In a letter to the chancellor last week, 44 conservative parliamentarians voiced their opposition to Merkel's course.On Wednesday, Austria announced the introduction of a cap on refugees. As much as the decision to open the borders itself, what amazes many observers is the stubbornness with which Merkel has maintained her political course.The program included works from Chopin, Rachmaninoff and Schumann, but the chancellor didn't just come for the music. The party was ultimately folded into the Christian Democratic Union, of which Merkel is now the head.
Now, the task is that of preventing Europe from falling apart.
Were Germany to now close its borders, it wouldn't just mark a failure for Europe's border-free travel regime known as Schengen.
The alternative is a deal with Turkey, the country through which almost all the refugees have to travel. When speaking with Merkel's people, her refugee policies come across as being entirely rational. One reason that Merkel has been able to stay in the Chancellery for so long is that she has never fought for a larger political project. She liked playing the role of crisis chancellor, similar to Helmut Schmidt before her.
But now, at this late phase of her rule, she suddenly resembles an early Willy Brandt, the visionary.

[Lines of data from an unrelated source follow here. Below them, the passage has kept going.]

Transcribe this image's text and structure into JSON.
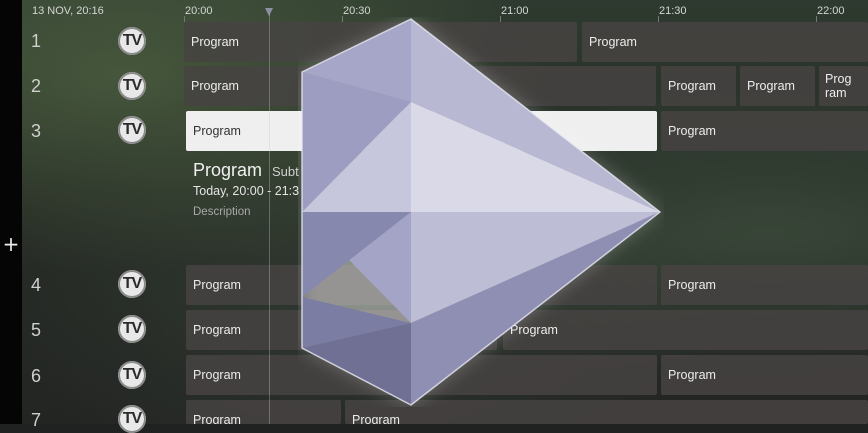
{
  "header": {
    "date": "13 NOV, 20:16",
    "times": [
      "20:00",
      "20:30",
      "21:00",
      "21:30",
      "22:00"
    ]
  },
  "sidebar": {
    "add_icon": "+"
  },
  "channels": [
    {
      "number": "1",
      "logo": "TV",
      "programs": [
        "Program",
        "Program"
      ]
    },
    {
      "number": "2",
      "logo": "TV",
      "programs": [
        "Program",
        "Program",
        "Program",
        "Prog ram"
      ]
    },
    {
      "number": "3",
      "logo": "TV",
      "programs": [
        "Program",
        "Program"
      ]
    },
    {
      "number": "4",
      "logo": "TV",
      "programs": [
        "Program",
        "Program"
      ]
    },
    {
      "number": "5",
      "logo": "TV",
      "programs": [
        "Program",
        "Program"
      ]
    },
    {
      "number": "6",
      "logo": "TV",
      "programs": [
        "Program",
        "Program"
      ]
    },
    {
      "number": "7",
      "logo": "TV",
      "programs": [
        "Program",
        "Program"
      ]
    }
  ],
  "selected_detail": {
    "title": "Program",
    "subtitle": "Subt",
    "time": "Today, 20:00 - 21:3",
    "description": "Description"
  },
  "overlay": {
    "icon": "crystal-play-icon"
  },
  "colors": {
    "selected_cell": "#efefef",
    "cell": "#46423f",
    "crystal": "#9b9cc0"
  }
}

The Rough Draft of Merkel's Downfall The screenplay for Merkel's downfall hasn't yet been written, but an initial rough draft already exists.